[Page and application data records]
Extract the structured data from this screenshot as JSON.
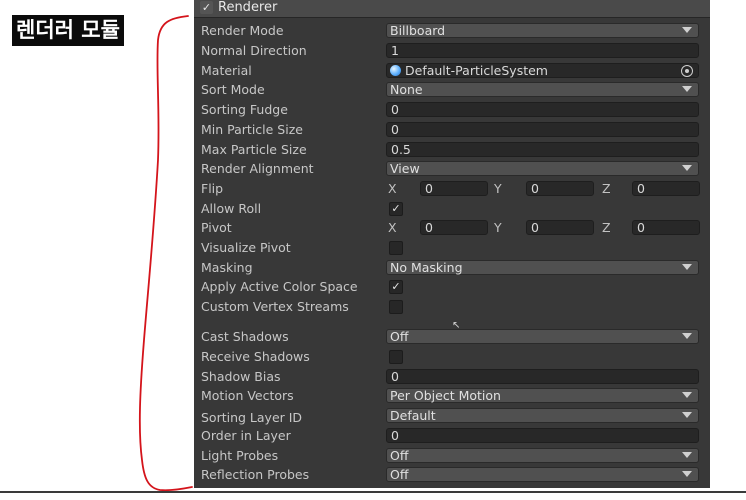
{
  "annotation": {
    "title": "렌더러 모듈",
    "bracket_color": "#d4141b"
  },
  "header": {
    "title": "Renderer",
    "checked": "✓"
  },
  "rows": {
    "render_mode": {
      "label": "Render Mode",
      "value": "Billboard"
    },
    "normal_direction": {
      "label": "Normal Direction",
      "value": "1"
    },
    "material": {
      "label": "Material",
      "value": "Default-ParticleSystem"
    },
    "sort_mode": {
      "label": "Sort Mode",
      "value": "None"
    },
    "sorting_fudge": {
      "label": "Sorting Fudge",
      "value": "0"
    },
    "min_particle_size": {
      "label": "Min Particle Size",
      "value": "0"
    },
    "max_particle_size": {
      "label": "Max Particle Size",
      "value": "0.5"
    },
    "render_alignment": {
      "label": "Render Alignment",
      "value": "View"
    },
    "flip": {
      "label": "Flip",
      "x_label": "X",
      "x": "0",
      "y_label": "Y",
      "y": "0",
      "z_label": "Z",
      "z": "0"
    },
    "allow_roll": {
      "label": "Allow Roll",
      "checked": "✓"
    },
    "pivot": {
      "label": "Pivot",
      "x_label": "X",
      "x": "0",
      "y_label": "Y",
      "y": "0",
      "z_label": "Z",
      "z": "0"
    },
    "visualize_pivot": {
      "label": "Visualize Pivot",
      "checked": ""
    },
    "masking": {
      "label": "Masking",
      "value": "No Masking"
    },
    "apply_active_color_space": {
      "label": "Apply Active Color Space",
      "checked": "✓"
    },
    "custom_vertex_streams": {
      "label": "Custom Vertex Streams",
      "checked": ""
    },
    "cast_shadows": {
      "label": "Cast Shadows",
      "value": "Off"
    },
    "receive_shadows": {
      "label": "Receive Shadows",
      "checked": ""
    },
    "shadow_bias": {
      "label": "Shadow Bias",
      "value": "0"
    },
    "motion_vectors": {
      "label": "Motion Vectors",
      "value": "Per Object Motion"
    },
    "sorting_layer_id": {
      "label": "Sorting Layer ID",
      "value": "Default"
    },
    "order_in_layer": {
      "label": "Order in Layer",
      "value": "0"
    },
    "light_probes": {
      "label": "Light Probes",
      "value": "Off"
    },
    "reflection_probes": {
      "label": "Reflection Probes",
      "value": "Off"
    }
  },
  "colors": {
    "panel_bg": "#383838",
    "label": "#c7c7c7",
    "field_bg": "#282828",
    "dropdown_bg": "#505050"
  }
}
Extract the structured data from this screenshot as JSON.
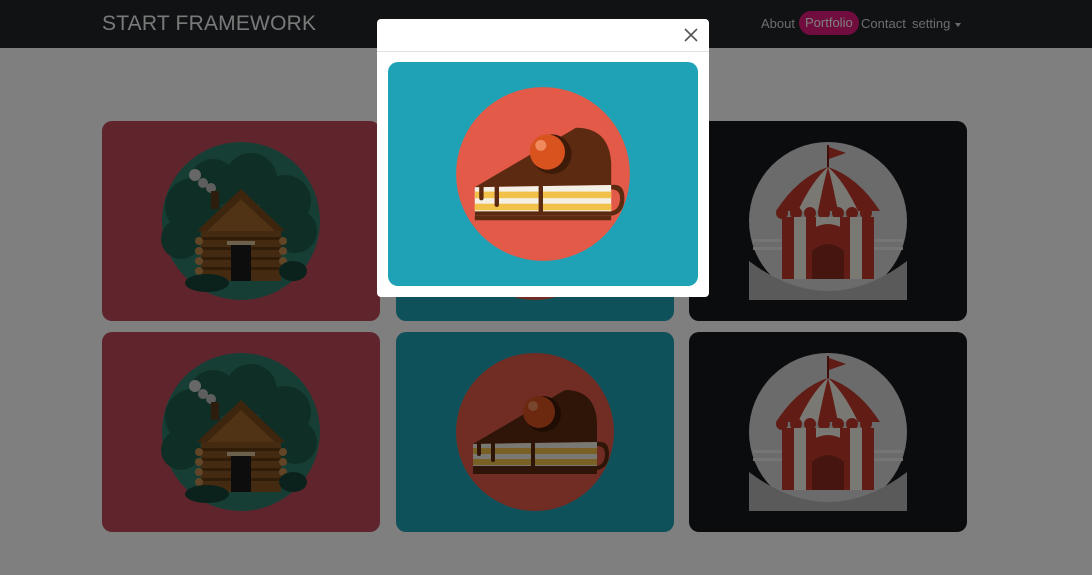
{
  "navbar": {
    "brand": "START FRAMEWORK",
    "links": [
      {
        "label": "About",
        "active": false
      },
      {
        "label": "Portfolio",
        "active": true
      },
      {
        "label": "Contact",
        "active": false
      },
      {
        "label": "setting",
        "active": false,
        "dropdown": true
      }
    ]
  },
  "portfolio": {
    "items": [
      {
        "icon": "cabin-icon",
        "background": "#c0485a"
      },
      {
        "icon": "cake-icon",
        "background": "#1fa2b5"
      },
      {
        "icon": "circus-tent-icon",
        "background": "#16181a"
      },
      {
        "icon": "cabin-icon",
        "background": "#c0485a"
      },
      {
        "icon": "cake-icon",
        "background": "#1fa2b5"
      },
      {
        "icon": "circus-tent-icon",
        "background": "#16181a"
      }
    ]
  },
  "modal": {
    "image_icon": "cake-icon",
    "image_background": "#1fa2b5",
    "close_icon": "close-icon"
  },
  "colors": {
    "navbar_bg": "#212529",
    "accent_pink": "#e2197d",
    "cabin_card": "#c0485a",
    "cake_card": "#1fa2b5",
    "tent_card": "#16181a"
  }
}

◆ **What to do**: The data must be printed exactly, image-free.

◆ **Written answer**:
Extract the structured data from this screenshot as JSON.
{
  "annotation": {
    "title": "렌더러 모듈",
    "bracket_color": "#d4141b"
  },
  "header": {
    "title": "Renderer",
    "checked": "✓"
  },
  "rows": {
    "render_mode": {
      "label": "Render Mode",
      "value": "Billboard"
    },
    "normal_direction": {
      "label": "Normal Direction",
      "value": "1"
    },
    "material": {
      "label": "Material",
      "value": "Default-ParticleSystem"
    },
    "sort_mode": {
      "label": "Sort Mode",
      "value": "None"
    },
    "sorting_fudge": {
      "label": "Sorting Fudge",
      "value": "0"
    },
    "min_particle_size": {
      "label": "Min Particle Size",
      "value": "0"
    },
    "max_particle_size": {
      "label": "Max Particle Size",
      "value": "0.5"
    },
    "render_alignment": {
      "label": "Render Alignment",
      "value": "View"
    },
    "flip": {
      "label": "Flip",
      "x_label": "X",
      "x": "0",
      "y_label": "Y",
      "y": "0",
      "z_label": "Z",
      "z": "0"
    },
    "allow_roll": {
      "label": "Allow Roll",
      "checked": "✓"
    },
    "pivot": {
      "label": "Pivot",
      "x_label": "X",
      "x": "0",
      "y_label": "Y",
      "y": "0",
      "z_label": "Z",
      "z": "0"
    },
    "visualize_pivot": {
      "label": "Visualize Pivot",
      "checked": ""
    },
    "masking": {
      "label": "Masking",
      "value": "No Masking"
    },
    "apply_active_color_space": {
      "label": "Apply Active Color Space",
      "checked": "✓"
    },
    "custom_vertex_streams": {
      "label": "Custom Vertex Streams",
      "checked": ""
    },
    "cast_shadows": {
      "label": "Cast Shadows",
      "value": "Off"
    },
    "receive_shadows": {
      "label": "Receive Shadows",
      "checked": ""
    },
    "shadow_bias": {
      "label": "Shadow Bias",
      "value": "0"
    },
    "motion_vectors": {
      "label": "Motion Vectors",
      "value": "Per Object Motion"
    },
    "sorting_layer_id": {
      "label": "Sorting Layer ID",
      "value": "Default"
    },
    "order_in_layer": {
      "label": "Order in Layer",
      "value": "0"
    },
    "light_probes": {
      "label": "Light Probes",
      "value": "Off"
    },
    "reflection_probes": {
      "label": "Reflection Probes",
      "value": "Off"
    }
  },
  "colors": {
    "panel_bg": "#383838",
    "label": "#c7c7c7",
    "field_bg": "#282828",
    "dropdown_bg": "#505050"
  }
}
Extract the structured data from this screenshot as JSON.
{
  "navbar": {
    "brand": "START FRAMEWORK",
    "links": [
      {
        "label": "About",
        "active": false
      },
      {
        "label": "Portfolio",
        "active": true
      },
      {
        "label": "Contact",
        "active": false
      },
      {
        "label": "setting",
        "active": false,
        "dropdown": true
      }
    ]
  },
  "portfolio": {
    "items": [
      {
        "icon": "cabin-icon",
        "background": "#c0485a"
      },
      {
        "icon": "cake-icon",
        "background": "#1fa2b5"
      },
      {
        "icon": "circus-tent-icon",
        "background": "#16181a"
      },
      {
        "icon": "cabin-icon",
        "background": "#c0485a"
      },
      {
        "icon": "cake-icon",
        "background": "#1fa2b5"
      },
      {
        "icon": "circus-tent-icon",
        "background": "#16181a"
      }
    ]
  },
  "modal": {
    "image_icon": "cake-icon",
    "image_background": "#1fa2b5",
    "close_icon": "close-icon"
  },
  "colors": {
    "navbar_bg": "#212529",
    "accent_pink": "#e2197d",
    "cabin_card": "#c0485a",
    "cake_card": "#1fa2b5",
    "tent_card": "#16181a"
  }
}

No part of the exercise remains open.